under student loan reform measures
Whether you are for or against the changes, it's important for prospective and current college students, parents, and alumni with student loans to understand what has changed, how it impacts federal college aid, and what responsibilities they have under the new system.
Student loan reform includes some key structural changes to how student loans are originated and administered. It also provides additional funding for students.
- The fees paid to private banks to act as the middle man between students and the federal government have been eliminated. The Obama administration estimates some $68 billion in savings (over 11 years) through this measure. The savings will be routed back to students through expanded Pell Grants. The grants will now increase along with the rate of inflation, which could increase the top grant amount to $5,975 by 2017. The federal government will also increase the number of grants.
- The elimination of bank fees is also expected to make it easier for students to repay outstanding loans. Beginning in June 2014, students will be allowed to cap the amount of their payment at 10 percent of their income (versus 15 percent). And make sure to keep up with your payments! Balances will be forgiven after 20 years (versus 25 years). If you're in public service (military, teacher, nurse), then it's only 10 years to loan forgiveness.
First of all, don't worry about these changes. This won't impact you getting loans or grants, or affect the amount of money you receive in a negative way. But you will see a change in how they are administered, and you'll no longer deal with a private lender. Instead, you will be dealing directly with the federal government.
Some immediate items to be aware of:
- The financial aid process will remain a familiar one for most students. You'll still need to complete and submit the Free Application for Federal Student Aid (FAFSA) each year.
- One thing all students need to do is first complete a new Entrance Counseling Interview and then, student and parent borrowers will need to sign a new Master Promissory Note. Both items can be found at www.dlenote.ed.gov. This is for PLUS Loans, Stafford Loans, and all other federal student aid. Students must have their FAFSA PIN number to sign in. PIN numbers can be accessed at www.pin.ed.gov.

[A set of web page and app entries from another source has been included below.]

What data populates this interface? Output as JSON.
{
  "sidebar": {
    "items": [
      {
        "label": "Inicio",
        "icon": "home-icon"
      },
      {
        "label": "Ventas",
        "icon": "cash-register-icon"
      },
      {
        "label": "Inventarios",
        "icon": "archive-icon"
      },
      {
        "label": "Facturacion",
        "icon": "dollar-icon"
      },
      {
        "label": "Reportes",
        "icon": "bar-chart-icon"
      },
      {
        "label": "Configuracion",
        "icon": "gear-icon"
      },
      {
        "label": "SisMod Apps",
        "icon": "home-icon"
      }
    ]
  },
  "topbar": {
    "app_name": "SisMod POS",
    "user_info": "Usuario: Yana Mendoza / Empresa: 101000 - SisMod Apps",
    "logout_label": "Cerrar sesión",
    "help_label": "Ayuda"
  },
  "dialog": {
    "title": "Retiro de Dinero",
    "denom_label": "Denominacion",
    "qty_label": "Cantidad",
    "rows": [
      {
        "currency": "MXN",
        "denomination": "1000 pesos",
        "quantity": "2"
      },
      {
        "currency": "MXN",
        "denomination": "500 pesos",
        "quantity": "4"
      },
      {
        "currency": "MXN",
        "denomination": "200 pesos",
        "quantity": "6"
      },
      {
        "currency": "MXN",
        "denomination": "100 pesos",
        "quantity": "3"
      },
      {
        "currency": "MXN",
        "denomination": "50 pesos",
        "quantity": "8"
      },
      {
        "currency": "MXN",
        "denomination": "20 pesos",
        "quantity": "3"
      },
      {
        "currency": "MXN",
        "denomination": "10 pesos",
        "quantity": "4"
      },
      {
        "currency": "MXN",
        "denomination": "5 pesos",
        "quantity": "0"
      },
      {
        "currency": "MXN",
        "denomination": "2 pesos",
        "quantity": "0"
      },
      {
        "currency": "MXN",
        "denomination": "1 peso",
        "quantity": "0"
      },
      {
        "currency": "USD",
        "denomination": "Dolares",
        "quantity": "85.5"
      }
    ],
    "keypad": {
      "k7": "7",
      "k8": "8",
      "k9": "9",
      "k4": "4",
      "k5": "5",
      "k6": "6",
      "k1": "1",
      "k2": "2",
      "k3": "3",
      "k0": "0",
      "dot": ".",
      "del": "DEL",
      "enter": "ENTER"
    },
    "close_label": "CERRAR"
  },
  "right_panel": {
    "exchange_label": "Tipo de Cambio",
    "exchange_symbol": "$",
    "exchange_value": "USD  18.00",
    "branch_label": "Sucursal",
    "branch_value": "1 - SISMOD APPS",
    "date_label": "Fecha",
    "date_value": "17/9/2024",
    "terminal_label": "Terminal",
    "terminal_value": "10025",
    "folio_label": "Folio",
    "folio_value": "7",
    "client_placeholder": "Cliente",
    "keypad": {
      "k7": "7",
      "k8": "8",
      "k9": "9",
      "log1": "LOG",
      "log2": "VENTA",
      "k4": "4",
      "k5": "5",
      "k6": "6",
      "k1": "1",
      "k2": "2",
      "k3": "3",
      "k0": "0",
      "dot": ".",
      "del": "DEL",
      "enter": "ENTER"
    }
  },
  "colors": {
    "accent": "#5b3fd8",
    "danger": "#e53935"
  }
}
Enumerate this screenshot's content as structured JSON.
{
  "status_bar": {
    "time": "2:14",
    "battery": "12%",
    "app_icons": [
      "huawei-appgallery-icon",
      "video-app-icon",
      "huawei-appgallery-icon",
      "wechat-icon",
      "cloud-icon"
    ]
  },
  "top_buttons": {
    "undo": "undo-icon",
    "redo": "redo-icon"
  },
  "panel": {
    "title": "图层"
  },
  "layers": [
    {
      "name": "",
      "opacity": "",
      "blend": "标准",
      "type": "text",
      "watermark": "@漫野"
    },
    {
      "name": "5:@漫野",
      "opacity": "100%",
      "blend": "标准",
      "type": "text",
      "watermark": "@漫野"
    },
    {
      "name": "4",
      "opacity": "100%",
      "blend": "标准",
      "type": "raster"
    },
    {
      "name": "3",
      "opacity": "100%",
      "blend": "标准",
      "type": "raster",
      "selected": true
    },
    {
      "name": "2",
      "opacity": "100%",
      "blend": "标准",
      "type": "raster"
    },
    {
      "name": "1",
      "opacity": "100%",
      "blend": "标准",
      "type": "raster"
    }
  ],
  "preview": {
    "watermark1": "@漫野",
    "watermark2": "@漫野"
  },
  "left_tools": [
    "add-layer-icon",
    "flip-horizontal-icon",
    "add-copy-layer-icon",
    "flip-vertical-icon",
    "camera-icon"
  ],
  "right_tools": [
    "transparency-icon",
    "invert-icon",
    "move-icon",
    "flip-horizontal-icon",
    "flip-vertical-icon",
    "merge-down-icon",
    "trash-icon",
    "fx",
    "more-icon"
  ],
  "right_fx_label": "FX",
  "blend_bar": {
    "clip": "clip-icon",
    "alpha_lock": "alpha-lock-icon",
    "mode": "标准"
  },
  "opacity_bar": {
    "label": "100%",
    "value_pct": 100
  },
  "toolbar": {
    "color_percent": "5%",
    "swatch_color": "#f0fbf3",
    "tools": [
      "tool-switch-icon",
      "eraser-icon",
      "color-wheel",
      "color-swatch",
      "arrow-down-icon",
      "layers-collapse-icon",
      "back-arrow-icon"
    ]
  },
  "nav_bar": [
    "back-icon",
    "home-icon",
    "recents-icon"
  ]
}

- Some good news for parents: The fixed interest rate under the reform measure for PLUS Loans is reduced from 8.5 percent to 7.9 percent.